Luckily, there were some other X-Wing players in the store, one of whom suggested Fel and loaned me some upgrades to use. It ended wonderfully badly, as the interceptors were picked off quickly, and Echo, while doing some damage, still didn’t do enough before following them. My Obsidian Squadron Pilot, however, turned into something of a star turn – at one point, he managed to score three critical hits when targeting Horton Salm at range 1, the Y-Wing only evading one! However, it still wasn’t meant to be, and he followed his fellows into the cold void.
Looking back over previous games in general, a trend emerges of me doing really badly. These two X-Wing games in particular have just served to highlight that. Being at the store however, with other folks there offering me advice and stuff, it occurred to me that my poor track record doesn’t actually bother me in the slightest. And I think the pep-talk before that second game really underlined the fact that I’m just not a serious gamer.
I’ve probably mentioned, dozens of times now, that I’m not a very strategic player of games. I will usually attempt to put some sort of strategy together in card games like Lord of the Rings or Android Netrunner, but my past experiences have shown that it is so very rare that any kind of strategy will actually come together, so nowadays I tend not to bother with those sorts of things. Part of me feels that card games like these have a much higher luck aspect than most people give them credit for – while you can build a deck that looks perfect, you’re still going to shuffle that deck before you begin, so there’s no way you can reliably get those cards that you need into your hand to allow your chosen strategy to unfold. While many such games will include cards that let you search portions of (or even your whole) deck for cards, you’re usually limited to the number of specific cards you can include in your deck, so if you don’t draw any such “scrying” cards, you’re going to be hampered.
I read a lot about people who have unmitigated success with games like Lord of the Rings, who espouse their chosen strategy as The One etc, but I often wonder how many games they’ve actually abandoned before the first turn is over, because their opening hand (and mulligan) didn’t contain those key cards. Personally, I never mulligan in card games – maybe it’s something I should start thinking about…
Returning to the X-Wing example, the upgrades I was loaned for Soontir Fel were clearly designed to do some pretty awesome strategy, but that guy was shot out of the sky on the second turn due to poor dice rolling on my part. Dice hate me anyway, of course, but that’s by-the-by. There was a look of some horror as my fighter ace was shot out right from under me, almost like I had betrayed that upgrade combo I’d been given. Or worse, that I just didn’t get the game enough to play it properly. Whatever. I actually had more fun playing with my Obsidian Squadron Pilot than I did with that strategically-perfect Fel, because it gave me the chance for some role-playing, as I told the story of a pilot, fresh from the academy (so he remembered all of the lessons because they were still fresh), wanting to make a name for himself by flying alongside the legendary Fel but, when he was shot down, decided to go out for revenge and show that he was a legitimate part of the Empire’s finest. He rolled those three crits on his first attack after going in for revenge, which really just fueled the story.

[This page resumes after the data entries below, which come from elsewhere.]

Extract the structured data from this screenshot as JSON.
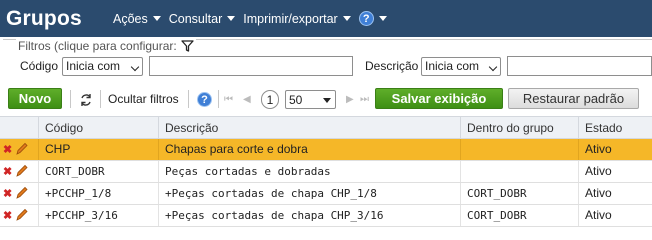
{
  "header": {
    "title": "Grupos",
    "menu": [
      {
        "label": "Ações"
      },
      {
        "label": "Consultar"
      },
      {
        "label": "Imprimir/exportar"
      }
    ],
    "help_icon": "?",
    "background_color": "#2b4b6e"
  },
  "filters": {
    "legend": "Filtros (clique para configurar:",
    "codigo_label": "Código",
    "codigo_operator": "Inicia com",
    "codigo_value": "",
    "descricao_label": "Descrição",
    "descricao_operator": "Inicia com",
    "descricao_value": ""
  },
  "toolbar": {
    "new_label": "Novo",
    "hide_filters_label": "Ocultar filtros",
    "help_icon": "?",
    "page_number": "1",
    "page_size": "50",
    "save_view_label": "Salvar exibição",
    "restore_default_label": "Restaurar padrão"
  },
  "table": {
    "columns": [
      "Código",
      "Descrição",
      "Dentro do grupo",
      "Estado"
    ],
    "rows": [
      {
        "codigo": "CHP",
        "descricao": "Chapas para corte e dobra",
        "dentro_do_grupo": "",
        "estado": "Ativo",
        "selected": true
      },
      {
        "codigo": "CORT_DOBR",
        "descricao": "Peças cortadas e dobradas",
        "dentro_do_grupo": "",
        "estado": "Ativo",
        "selected": false
      },
      {
        "codigo": "+PCCHP_1/8",
        "descricao": "+Peças cortadas de chapa CHP_1/8",
        "dentro_do_grupo": "CORT_DOBR",
        "estado": "Ativo",
        "selected": false
      },
      {
        "codigo": "+PCCHP_3/16",
        "descricao": "+Peças cortadas de chapa CHP_3/16",
        "dentro_do_grupo": "CORT_DOBR",
        "estado": "Ativo",
        "selected": false
      }
    ]
  },
  "colors": {
    "selected_row": "#f5b728",
    "accent_green": "#4a9c1e",
    "delete_icon": "#d02525",
    "edit_icon": "#e07a1c"
  }
}
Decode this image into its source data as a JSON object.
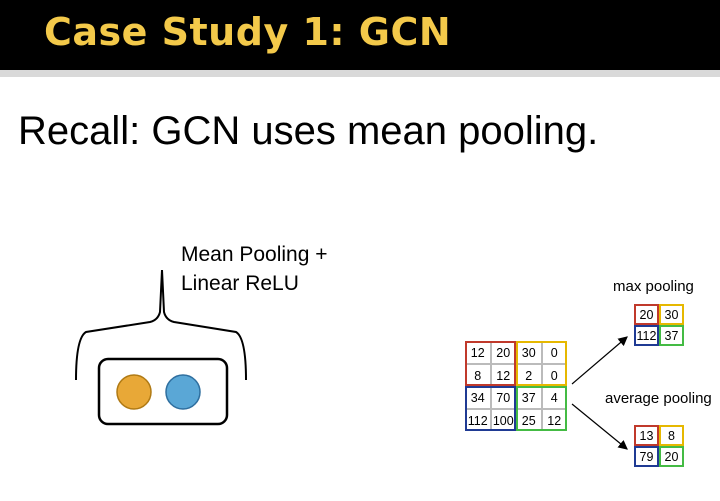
{
  "header": {
    "title": "Case Study 1: GCN"
  },
  "subtitle": "Recall: GCN uses mean pooling.",
  "left_figure": {
    "caption_line1": "Mean Pooling +",
    "caption_line2": "Linear ReLU",
    "node_colors": [
      "#e8a837",
      "#5aa7d6"
    ]
  },
  "pooling_figure": {
    "input_grid": [
      [
        "12",
        "20",
        "30",
        "0"
      ],
      [
        "8",
        "12",
        "2",
        "0"
      ],
      [
        "34",
        "70",
        "37",
        "4"
      ],
      [
        "112",
        "100",
        "25",
        "12"
      ]
    ],
    "max_label": "max pooling",
    "max_grid": [
      [
        "20",
        "30"
      ],
      [
        "112",
        "37"
      ]
    ],
    "avg_label": "average pooling",
    "avg_grid": [
      [
        "13",
        "8"
      ],
      [
        "79",
        "20"
      ]
    ],
    "quadrant_colors": [
      "#c0392b",
      "#e6b800",
      "#1f3a93",
      "#44bb44"
    ]
  }
}
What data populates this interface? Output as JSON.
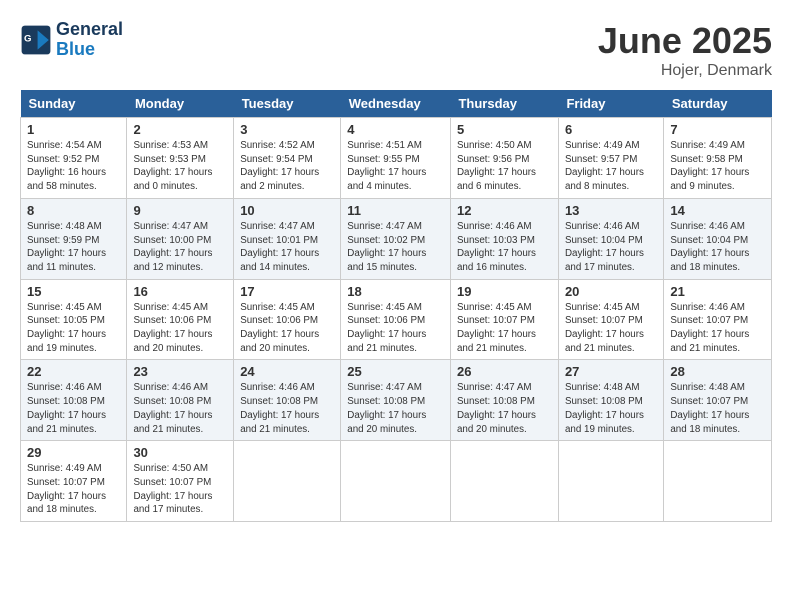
{
  "header": {
    "logo_line1": "General",
    "logo_line2": "Blue",
    "month_title": "June 2025",
    "location": "Hojer, Denmark"
  },
  "days_of_week": [
    "Sunday",
    "Monday",
    "Tuesday",
    "Wednesday",
    "Thursday",
    "Friday",
    "Saturday"
  ],
  "weeks": [
    [
      {
        "day": "1",
        "sunrise": "4:54 AM",
        "sunset": "9:52 PM",
        "daylight": "16 hours and 58 minutes."
      },
      {
        "day": "2",
        "sunrise": "4:53 AM",
        "sunset": "9:53 PM",
        "daylight": "17 hours and 0 minutes."
      },
      {
        "day": "3",
        "sunrise": "4:52 AM",
        "sunset": "9:54 PM",
        "daylight": "17 hours and 2 minutes."
      },
      {
        "day": "4",
        "sunrise": "4:51 AM",
        "sunset": "9:55 PM",
        "daylight": "17 hours and 4 minutes."
      },
      {
        "day": "5",
        "sunrise": "4:50 AM",
        "sunset": "9:56 PM",
        "daylight": "17 hours and 6 minutes."
      },
      {
        "day": "6",
        "sunrise": "4:49 AM",
        "sunset": "9:57 PM",
        "daylight": "17 hours and 8 minutes."
      },
      {
        "day": "7",
        "sunrise": "4:49 AM",
        "sunset": "9:58 PM",
        "daylight": "17 hours and 9 minutes."
      }
    ],
    [
      {
        "day": "8",
        "sunrise": "4:48 AM",
        "sunset": "9:59 PM",
        "daylight": "17 hours and 11 minutes."
      },
      {
        "day": "9",
        "sunrise": "4:47 AM",
        "sunset": "10:00 PM",
        "daylight": "17 hours and 12 minutes."
      },
      {
        "day": "10",
        "sunrise": "4:47 AM",
        "sunset": "10:01 PM",
        "daylight": "17 hours and 14 minutes."
      },
      {
        "day": "11",
        "sunrise": "4:47 AM",
        "sunset": "10:02 PM",
        "daylight": "17 hours and 15 minutes."
      },
      {
        "day": "12",
        "sunrise": "4:46 AM",
        "sunset": "10:03 PM",
        "daylight": "17 hours and 16 minutes."
      },
      {
        "day": "13",
        "sunrise": "4:46 AM",
        "sunset": "10:04 PM",
        "daylight": "17 hours and 17 minutes."
      },
      {
        "day": "14",
        "sunrise": "4:46 AM",
        "sunset": "10:04 PM",
        "daylight": "17 hours and 18 minutes."
      }
    ],
    [
      {
        "day": "15",
        "sunrise": "4:45 AM",
        "sunset": "10:05 PM",
        "daylight": "17 hours and 19 minutes."
      },
      {
        "day": "16",
        "sunrise": "4:45 AM",
        "sunset": "10:06 PM",
        "daylight": "17 hours and 20 minutes."
      },
      {
        "day": "17",
        "sunrise": "4:45 AM",
        "sunset": "10:06 PM",
        "daylight": "17 hours and 20 minutes."
      },
      {
        "day": "18",
        "sunrise": "4:45 AM",
        "sunset": "10:06 PM",
        "daylight": "17 hours and 21 minutes."
      },
      {
        "day": "19",
        "sunrise": "4:45 AM",
        "sunset": "10:07 PM",
        "daylight": "17 hours and 21 minutes."
      },
      {
        "day": "20",
        "sunrise": "4:45 AM",
        "sunset": "10:07 PM",
        "daylight": "17 hours and 21 minutes."
      },
      {
        "day": "21",
        "sunrise": "4:46 AM",
        "sunset": "10:07 PM",
        "daylight": "17 hours and 21 minutes."
      }
    ],
    [
      {
        "day": "22",
        "sunrise": "4:46 AM",
        "sunset": "10:08 PM",
        "daylight": "17 hours and 21 minutes."
      },
      {
        "day": "23",
        "sunrise": "4:46 AM",
        "sunset": "10:08 PM",
        "daylight": "17 hours and 21 minutes."
      },
      {
        "day": "24",
        "sunrise": "4:46 AM",
        "sunset": "10:08 PM",
        "daylight": "17 hours and 21 minutes."
      },
      {
        "day": "25",
        "sunrise": "4:47 AM",
        "sunset": "10:08 PM",
        "daylight": "17 hours and 20 minutes."
      },
      {
        "day": "26",
        "sunrise": "4:47 AM",
        "sunset": "10:08 PM",
        "daylight": "17 hours and 20 minutes."
      },
      {
        "day": "27",
        "sunrise": "4:48 AM",
        "sunset": "10:08 PM",
        "daylight": "17 hours and 19 minutes."
      },
      {
        "day": "28",
        "sunrise": "4:48 AM",
        "sunset": "10:07 PM",
        "daylight": "17 hours and 18 minutes."
      }
    ],
    [
      {
        "day": "29",
        "sunrise": "4:49 AM",
        "sunset": "10:07 PM",
        "daylight": "17 hours and 18 minutes."
      },
      {
        "day": "30",
        "sunrise": "4:50 AM",
        "sunset": "10:07 PM",
        "daylight": "17 hours and 17 minutes."
      },
      null,
      null,
      null,
      null,
      null
    ]
  ]
}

But you know what? When the game was over, the one thing we were all talking about was how that nameless pilot managed to survive for round after round, trying to avenge Fel – not the wonderful upgrade combo that should have let Fel last longer than just two rounds.
This is why I’m not interested in power-gaming. This is why I will always play the theme decks over the power decks. The opportunity to create epic storytelling adventures will always appeal to me over the opportunity to win. I may not be classed as a serious gamer, but I definitely have fun with these things. And I think my opponents do, too.